Update before getting started:
Some time ago I wrote about how to change the lens from this Philips SPC900NC webcam to make it work with the DIY FTIR multi-touch project (story below). I disassembled the entire webcam back then, which seems to be unnecessary. You can easily rotate the round grey thing (with all the small lines carved in it) in front of the lens untill it’s impossible to rotate it any further. At that point you can use a sharp knife, to pop it off. Then you can unscrew the lens and put the new lens in place.
The explanation below describes the entire assembly process, which is not necessary.
We place IR leds along the 2 sides of the acrylic. This way the IR light beams into the acrylic and bounces up and down inside the acrylic by Frustrated Total Internal Reflection. When you touch the acrylic with your hand, the light gets scattered and your fingers light up in IR. That's why we need a camera that detects IR light. How do we do that?
Every camera/webcam has an IR block filter inside the camera that blocks IR light. So basically what you need to do is, remove the IR block filter and prevent all other visible light from entering.
During the build of my first proto I used a cheap Sweex WC001 webcam. But because of the fact that camera had quite some noise and that we calculated a more expansive one into our budget, we bought a Philips SPC900NC.
With most cameras its pretty hard or even impossible to remove the IR filter from the lens without damaging the lens. Because in some cases the filter is glued to the lens. With my Sweex, I managed to remove it without damaging it. But due to experiences of other people with the Philips, I knew I had to buy a special lens.
Therefor I bought a special lens on ebay, that letss through all visible light as well as IR. So I had to break open the casing of the cam and assemble the new lens.
First you lift the silver shield off with a knive (do that on both sides)
Under the removed silver shield you find two notches. Push them down a bit with a small screwdriver to pop the case open. Do the same with the other side.
Pop off the ring around the lens with a knife.
Disassemble, unscrew the lens and screw the new one on it.
Now that your camera lets through all visible light including IR, all you got to do is block the visible light, so that the camera will only detect the IR.
There are a few different ways you can do this.
You can use the front deep dark red/black on remote controls. Or you could get a special IR pass filter, that passes through only IR light or a IR bandpass filter, which is more expansive. This filter only lets through light on a specific wavelength. Because the leds I will be using are wavelength 880 nm (nanometer), I could get a IR bandpass filter of 880nm. But since these filters are pretty expensive, around 80 euro's or so, I decided to go with the cheapest most suitable solution.

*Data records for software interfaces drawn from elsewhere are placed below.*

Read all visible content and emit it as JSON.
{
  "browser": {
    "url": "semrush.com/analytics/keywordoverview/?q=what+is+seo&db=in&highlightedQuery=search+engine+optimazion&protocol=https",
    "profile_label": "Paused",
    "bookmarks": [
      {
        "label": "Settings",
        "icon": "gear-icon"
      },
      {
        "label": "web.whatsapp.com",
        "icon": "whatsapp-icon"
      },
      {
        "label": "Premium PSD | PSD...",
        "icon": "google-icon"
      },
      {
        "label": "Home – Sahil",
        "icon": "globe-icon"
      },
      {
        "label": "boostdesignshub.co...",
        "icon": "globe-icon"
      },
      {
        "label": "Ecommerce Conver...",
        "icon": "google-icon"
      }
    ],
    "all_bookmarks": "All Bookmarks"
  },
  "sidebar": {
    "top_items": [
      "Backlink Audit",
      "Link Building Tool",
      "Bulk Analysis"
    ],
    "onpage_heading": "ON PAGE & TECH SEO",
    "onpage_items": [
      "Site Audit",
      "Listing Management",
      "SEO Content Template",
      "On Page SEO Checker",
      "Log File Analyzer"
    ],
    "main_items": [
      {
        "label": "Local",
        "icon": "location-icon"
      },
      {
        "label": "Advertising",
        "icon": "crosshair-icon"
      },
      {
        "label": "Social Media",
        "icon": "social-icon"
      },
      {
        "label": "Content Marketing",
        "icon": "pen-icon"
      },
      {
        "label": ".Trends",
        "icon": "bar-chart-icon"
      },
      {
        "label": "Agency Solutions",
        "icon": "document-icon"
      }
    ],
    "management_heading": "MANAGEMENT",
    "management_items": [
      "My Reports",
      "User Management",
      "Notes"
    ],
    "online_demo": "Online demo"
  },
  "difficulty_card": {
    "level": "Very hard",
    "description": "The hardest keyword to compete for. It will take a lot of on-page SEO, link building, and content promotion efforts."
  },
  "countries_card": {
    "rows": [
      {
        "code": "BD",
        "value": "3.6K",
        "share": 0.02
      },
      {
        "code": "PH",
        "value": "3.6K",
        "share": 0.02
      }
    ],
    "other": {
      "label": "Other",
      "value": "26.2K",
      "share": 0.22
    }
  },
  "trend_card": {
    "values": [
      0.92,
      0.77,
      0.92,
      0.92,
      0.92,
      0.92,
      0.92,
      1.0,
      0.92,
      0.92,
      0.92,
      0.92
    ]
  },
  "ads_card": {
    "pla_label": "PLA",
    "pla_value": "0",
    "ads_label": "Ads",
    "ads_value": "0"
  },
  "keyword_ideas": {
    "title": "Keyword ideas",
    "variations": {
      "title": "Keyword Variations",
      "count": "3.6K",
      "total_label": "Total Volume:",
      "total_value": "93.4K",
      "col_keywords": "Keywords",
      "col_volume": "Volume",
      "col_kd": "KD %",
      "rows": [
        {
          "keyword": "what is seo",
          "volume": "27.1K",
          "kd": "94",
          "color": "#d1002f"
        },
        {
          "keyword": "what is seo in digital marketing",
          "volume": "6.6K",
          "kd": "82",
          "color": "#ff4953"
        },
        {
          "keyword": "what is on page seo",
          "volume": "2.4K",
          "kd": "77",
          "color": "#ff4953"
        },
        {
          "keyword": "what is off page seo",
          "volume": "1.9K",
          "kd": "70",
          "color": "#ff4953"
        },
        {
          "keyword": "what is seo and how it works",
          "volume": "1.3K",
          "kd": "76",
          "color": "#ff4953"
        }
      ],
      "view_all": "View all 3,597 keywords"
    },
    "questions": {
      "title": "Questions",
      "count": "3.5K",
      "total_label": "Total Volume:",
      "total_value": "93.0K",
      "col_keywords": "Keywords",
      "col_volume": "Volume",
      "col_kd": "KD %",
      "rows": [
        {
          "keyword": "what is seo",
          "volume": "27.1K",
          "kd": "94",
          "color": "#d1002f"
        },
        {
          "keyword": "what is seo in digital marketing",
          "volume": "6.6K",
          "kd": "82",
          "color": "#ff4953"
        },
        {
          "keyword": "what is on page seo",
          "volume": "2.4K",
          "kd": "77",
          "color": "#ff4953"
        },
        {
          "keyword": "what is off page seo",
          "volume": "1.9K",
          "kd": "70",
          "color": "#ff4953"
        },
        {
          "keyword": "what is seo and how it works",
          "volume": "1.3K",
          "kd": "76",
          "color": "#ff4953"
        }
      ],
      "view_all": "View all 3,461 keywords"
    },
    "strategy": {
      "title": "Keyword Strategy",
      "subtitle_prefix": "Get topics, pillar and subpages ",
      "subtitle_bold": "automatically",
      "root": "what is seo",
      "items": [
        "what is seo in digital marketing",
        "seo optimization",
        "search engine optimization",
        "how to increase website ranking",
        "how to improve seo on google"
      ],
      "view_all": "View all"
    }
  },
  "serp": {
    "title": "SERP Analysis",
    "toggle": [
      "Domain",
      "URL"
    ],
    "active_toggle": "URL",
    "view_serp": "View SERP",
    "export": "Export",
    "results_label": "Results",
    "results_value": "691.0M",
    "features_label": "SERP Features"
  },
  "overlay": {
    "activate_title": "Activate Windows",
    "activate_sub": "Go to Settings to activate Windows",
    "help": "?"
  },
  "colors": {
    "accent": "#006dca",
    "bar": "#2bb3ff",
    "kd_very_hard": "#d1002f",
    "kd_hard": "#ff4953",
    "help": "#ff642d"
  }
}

I used photo negatives. You know, those black pieces that you find around the photo negatives of your holiday pictures or so. They are entirely black. Well, I taped about 6 or 7 layers in front of the lens. 3 might work as well, but I just wanted to make sure most visible light was blocked.
Here's a picture of the sideview of IR light being beamed inside the acrylic.
It is recommended to use a camera with a high frame rate (30fps or higher) and little low light noise.
Try to find a 4.3 MM CCTV lens.
In general cameras with CCD sensors should perform better than those with a CMOS chip.
Firewire has some benefits over normal USB webcams:
higher framerate, capture size, higher bandwidth, lesss overhead for the driver (due to less compression)